In theory, this is a device to help you visualise a story. In practice, it does exactly the opposite. Most infographics that I get sent, to help me understand the sterling work of the big data vendors, achieve exactly the opposite. After looking at the hastily cobbled together chart, I’m usually none the wiser. More confused in fact. And a bit angry and resentful.
It’s something of a relief to learn that I’m not the only one who doesn’t understand big data properly. Having talked to experts in the telecoms industry, I’m now confident enough to come out and admit it.
The root of the problem – as ever in the IT industry - is there are too many choices. There’s so much you can do with big data people don’t know where to start and, when they do, they inevitably get their priorities wrong.
It’s often liberating when we don’t have any choice. The biggest big data strategy mistake is to run all their programmes at once says Ravi Kumar Palepu, head of telco solutions for management system vendor Virtusa.
Telecoms can be improved on many fronts by big data. They could improve customer experience, boost revenue, fine tune their networking operations or (my least favourite option, as a subscriber) create pro-active marketing. But you can’t do them all at once as they affect each other, says Kumar.
But all the various departments of the telco client will be shouting for their project to go first. Once you have decided whose seam of data is to be mined first, the next priority is assembling the tools and the personnel.
Here the mobile world exemplifies an industry wide problem. Mobile telecoms operators often lack the expertise needed to create commercial advantages out of big data. There’s a small talent pool, says Matthew Roberts, director of marketing at Amdocs’ big data analytics and strategic innovations division. “Data scientists are in high demand, particularly those with a telecoms specialism who can understand the data in context,” says Roberts.
As we’ve seen with Infographics, the talent for visualizing data patterns is massively over rated. Most data visualizations are like those inkspots that psychologists use to test their mental associations of their patients. You could read all kinds of nonsense into them.
Meanwhile there is a lucky few, confident enough not to feel guilty about their exploitation of this new area, who convince others they are finding golden nuggets of insight while mining the vast seams of data.
Roberts liken it to another form of alchemy. “[Data analysis is] like a cocktail, blending different ingredients and you don’t know what works until you’ve found the winning formula. The trick is to find it fast before you drown in data,” he says.
Ben Parker, chief technologist for Guavus, says we cannot profit from big data until we become more narrowly focused.
“When panning for gold, you do it in the river, sifting out the excess, and bringing home the nuggets – you don’t shovel all the soil into a truck to take back home and sort, that would be a waste time and money,” says Parker.
Yet this data hoarding is exactly how many companies approach to data analytics.
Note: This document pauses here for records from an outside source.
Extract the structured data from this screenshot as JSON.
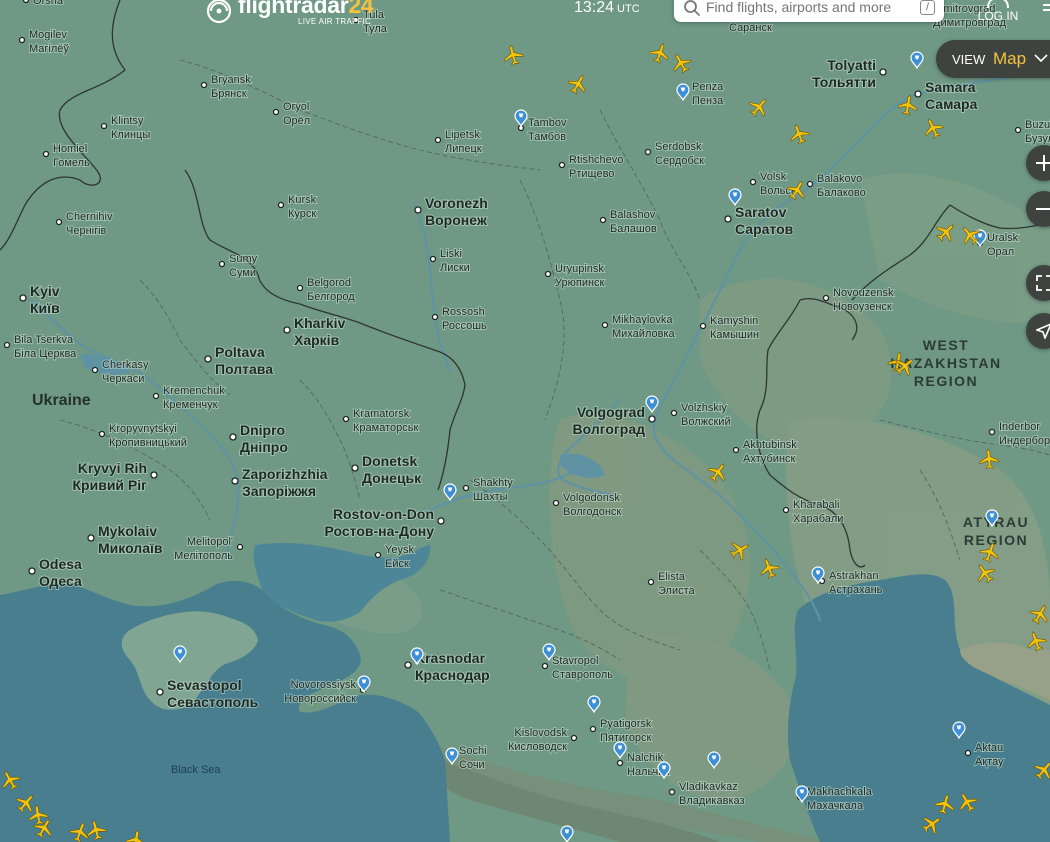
{
  "header": {
    "logo_text": "flightradar",
    "logo_number": "24",
    "tagline": "LIVE AIR TRAFFIC",
    "time": "13:24",
    "timezone": "UTC",
    "search_placeholder": "Find flights, airports and more",
    "search_shortcut": "/",
    "login_label": "LOG IN"
  },
  "view_selector": {
    "label": "VIEW",
    "value": "Map"
  },
  "map_controls": [
    "zoom-in",
    "zoom-out",
    "fullscreen",
    "locate"
  ],
  "colors": {
    "aircraft": "#f2c40c",
    "airport_pin": "#3d8fd8",
    "land": "#6f9985",
    "sea": "#487e8e",
    "border": "#2d3632"
  },
  "map": {
    "cities": [
      {
        "name": "Orsha",
        "native": ""
      },
      {
        "name": "Mogilev",
        "native": "Магілёў"
      },
      {
        "name": "Bryansk",
        "native": "Брянск"
      },
      {
        "name": "Oryol",
        "native": "Орёл"
      },
      {
        "name": "Klintsy",
        "native": "Клинцы"
      },
      {
        "name": "Homiel",
        "native": "Гомель"
      },
      {
        "name": "Lipetsk",
        "native": "Липецк"
      },
      {
        "name": "Tambov",
        "native": "Тамбов"
      },
      {
        "name": "Penza",
        "native": "Пенза"
      },
      {
        "name": "Serdobsk",
        "native": "Сердобск"
      },
      {
        "name": "Rtishchevo",
        "native": "Ртищево"
      },
      {
        "name": "Tolyatti",
        "native": "Тольятти"
      },
      {
        "name": "Samara",
        "native": "Самара"
      },
      {
        "name": "Kursk",
        "native": "Курск"
      },
      {
        "name": "Voronezh",
        "native": "Воронеж"
      },
      {
        "name": "Volsk",
        "native": "Вольск"
      },
      {
        "name": "Balakovo",
        "native": "Балаково"
      },
      {
        "name": "Saratov",
        "native": "Саратов"
      },
      {
        "name": "Balashov",
        "native": "Балашов"
      },
      {
        "name": "Chernihiv",
        "native": "Чернігів"
      },
      {
        "name": "Sumy",
        "native": "Суми"
      },
      {
        "name": "Liski",
        "native": "Лиски"
      },
      {
        "name": "Uryupinsk",
        "native": "Урюпинск"
      },
      {
        "name": "Belgorod",
        "native": "Белгород"
      },
      {
        "name": "Kyiv",
        "native": "Київ"
      },
      {
        "name": "Rossosh",
        "native": "Россошь"
      },
      {
        "name": "Novouzensk",
        "native": "Новоузенск"
      },
      {
        "name": "Kharkiv",
        "native": "Харків"
      },
      {
        "name": "Mikhaylovka",
        "native": "Михайловка"
      },
      {
        "name": "Kamyshin",
        "native": "Камышин"
      },
      {
        "name": "Bila Tserkva",
        "native": "Біла Церква"
      },
      {
        "name": "Poltava",
        "native": "Полтава"
      },
      {
        "name": "Cherkasy",
        "native": "Черкаси"
      },
      {
        "name": "Kremenchuk",
        "native": "Кременчук"
      },
      {
        "name": "Volgograd",
        "native": "Волгоград"
      },
      {
        "name": "Volzhskiy",
        "native": "Волжский"
      },
      {
        "name": "Kramatorsk",
        "native": "Краматорськ"
      },
      {
        "name": "Kropyvnytskyi",
        "native": "Кропивницький"
      },
      {
        "name": "Dnipro",
        "native": "Дніпро"
      },
      {
        "name": "Akhtubinsk",
        "native": "Ахтубинск"
      },
      {
        "name": "Inderbor",
        "native": "Индербор"
      },
      {
        "name": "Kryvyi Rih",
        "native": "Кривий Ріг"
      },
      {
        "name": "Zaporizhzhia",
        "native": "Запоріжжя"
      },
      {
        "name": "Donetsk",
        "native": "Донецьк"
      },
      {
        "name": "Shakhty",
        "native": "Шахты"
      },
      {
        "name": "Volgodonsk",
        "native": "Волгодонск"
      },
      {
        "name": "Kharabali",
        "native": "Харабали"
      },
      {
        "name": "Rostov-on-Don",
        "native": "Ростов-на-Дону"
      },
      {
        "name": "Mykolaiv",
        "native": "Миколаїв"
      },
      {
        "name": "Yeysk",
        "native": "Ейск"
      },
      {
        "name": "Melitopol'",
        "native": "Мелітополь"
      },
      {
        "name": "Odesa",
        "native": "Одеса"
      },
      {
        "name": "Elista",
        "native": "Элиста"
      },
      {
        "name": "Astrakhan",
        "native": "Астрахань"
      },
      {
        "name": "Krasnodar",
        "native": "Краснодар"
      },
      {
        "name": "Stavropol",
        "native": "Ставрополь"
      },
      {
        "name": "Sevastopol",
        "native": "Севастополь"
      },
      {
        "name": "Novorossiysk",
        "native": "Новороссийск"
      },
      {
        "name": "Pyatigorsk",
        "native": "Пятигорск"
      },
      {
        "name": "Kislovodsk",
        "native": "Кисловодск"
      },
      {
        "name": "Aktau",
        "native": "Ақтау"
      },
      {
        "name": "Nalchik",
        "native": "Нальчик"
      },
      {
        "name": "Vladikavkaz",
        "native": "Владикавказ"
      },
      {
        "name": "Makhachkala",
        "native": "Махачкала"
      },
      {
        "name": "Sochi",
        "native": "Сочи"
      },
      {
        "name": "Uralsk",
        "native": "Орал"
      },
      {
        "name": "Buzuluk",
        "native": "Бузулук"
      },
      {
        "name": "Dimitrovgrad",
        "native": "Димитровград"
      },
      {
        "name": "Saransk",
        "native": "Саранск"
      },
      {
        "name": "Tula",
        "native": "Тула"
      }
    ],
    "countries": [
      {
        "name": "Ukraine"
      }
    ],
    "regions": [
      {
        "lines": [
          "WEST",
          "KAZAKHSTAN",
          "REGION"
        ]
      },
      {
        "lines": [
          "ATYRAU",
          "REGION"
        ]
      }
    ],
    "seas": [
      {
        "name": "Black Sea"
      }
    ]
  }
}
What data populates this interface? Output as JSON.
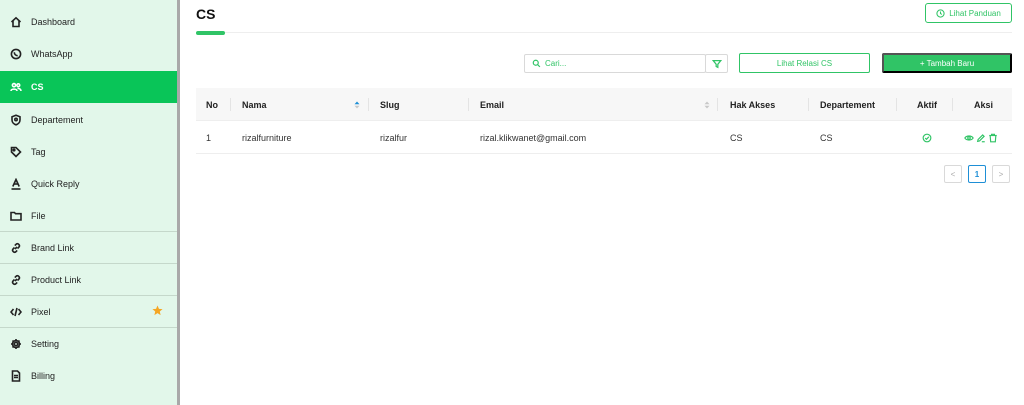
{
  "sidebar": {
    "items": [
      {
        "label": "Dashboard",
        "icon": "home-icon"
      },
      {
        "label": "WhatsApp",
        "icon": "whatsapp-icon"
      },
      {
        "label": "CS",
        "icon": "users-icon",
        "active": true
      },
      {
        "label": "Departement",
        "icon": "shield-icon"
      },
      {
        "label": "Tag",
        "icon": "tag-icon"
      },
      {
        "label": "Quick Reply",
        "icon": "underline-a-icon"
      },
      {
        "label": "File",
        "icon": "folder-icon"
      },
      {
        "label": "Brand Link",
        "icon": "link-icon"
      },
      {
        "label": "Product Link",
        "icon": "link-icon"
      },
      {
        "label": "Pixel",
        "icon": "code-icon",
        "badge_icon": "star-icon"
      },
      {
        "label": "Setting",
        "icon": "gear-icon"
      },
      {
        "label": "Billing",
        "icon": "document-icon"
      }
    ]
  },
  "header": {
    "title": "CS",
    "guide_label": "Lihat Panduan"
  },
  "toolbar": {
    "search_placeholder": "Cari...",
    "relasi_label": "Lihat Relasi CS",
    "add_label": "+ Tambah Baru"
  },
  "table": {
    "columns": [
      "No",
      "Nama",
      "Slug",
      "Email",
      "Hak Akses",
      "Departement",
      "Aktif",
      "Aksi"
    ],
    "rows": [
      {
        "no": "1",
        "nama": "rizalfurniture",
        "slug": "rizalfur",
        "email": "rizal.klikwanet@gmail.com",
        "hak_akses": "CS",
        "departement": "CS",
        "aktif_icon": "check-circle-icon",
        "actions": [
          "eye-icon",
          "edit-icon",
          "trash-icon"
        ]
      }
    ]
  },
  "pagination": {
    "prev": "<",
    "current": "1",
    "next": ">"
  },
  "colors": {
    "accent": "#30c466",
    "active_sidebar": "#09c558",
    "sidebar_bg": "#e2f7ea",
    "star": "#f5a623",
    "delete": "#30c466",
    "pager_active": "#1e8fd6"
  }
}
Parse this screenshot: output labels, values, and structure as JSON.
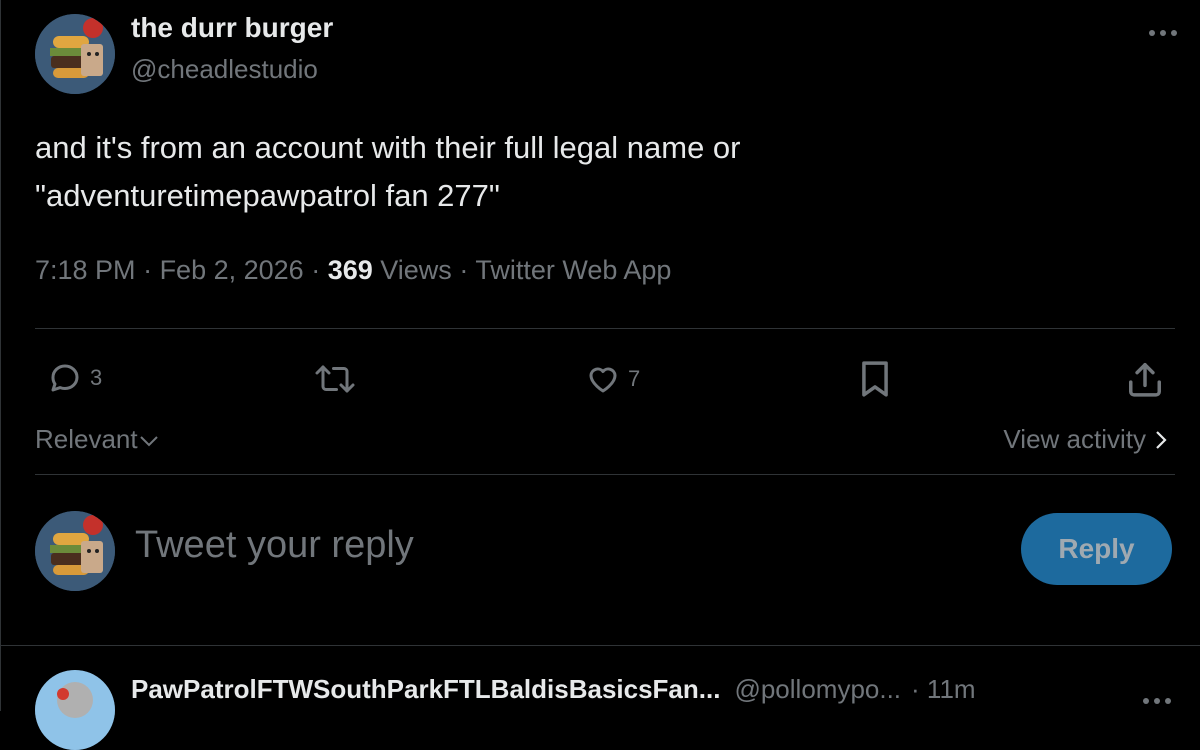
{
  "author": {
    "name": "the durr burger",
    "handle": "@cheadlestudio"
  },
  "tweet": {
    "line1": "and it's from an account with their full legal name or",
    "line2": "\"adventuretimepawpatrol fan 277\"",
    "time": "7:18 PM",
    "separator": " · ",
    "date": "Feb 2, 2026",
    "views_count": "369",
    "views_label": "Views",
    "source": "Twitter Web App"
  },
  "actions": {
    "replies": "3",
    "retweets": "",
    "likes": "7",
    "icons": [
      "reply-icon",
      "retweet-icon",
      "like-icon",
      "bookmark-icon",
      "share-icon"
    ]
  },
  "replies_bar": {
    "sort_label": "Relevant",
    "view_activity": "View activity"
  },
  "composer": {
    "placeholder": "Tweet your reply",
    "button": "Reply"
  },
  "next_reply": {
    "name": "PawPatrolFTWSouthParkFTLBaldisBasicsFan...",
    "handle": "@pollomypo...",
    "time": "· 11m"
  },
  "colors": {
    "background": "#000000",
    "text": "#e7e9ea",
    "muted": "#71767b",
    "divider": "#2f3336",
    "reply_button": "#1d6a9e"
  }
}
They don’t try to boil the ocean – they want to historically examine every molecule.
The past is the past - you are better off dealing with the here and now, says Parker. “By applying streaming analytics at the edge, sifting out the useless data and keeping the nuggets of gold, companies are better set up for success,” says Parker.
The most immediate way to tackle, say, network operations, customer experience and revenue streams is to work on what’s happening now, which you can find in the data streams, not the stored silos, says Parker.
For big data’s benefits to be fully realized, more people need access to insight, which includes marketers and customer care organizations, who will want immediate and continuous use, says Mark Davis, Citrix’s senior director of product marketing. “There’s a shortage of big data scientists but a new class of big data analytics platforms that makes the insights more widely available,” says Davis.
Maybe so, but can we make sense of them? Personally I doubt it. And no, an infographic won’t make things any clearer.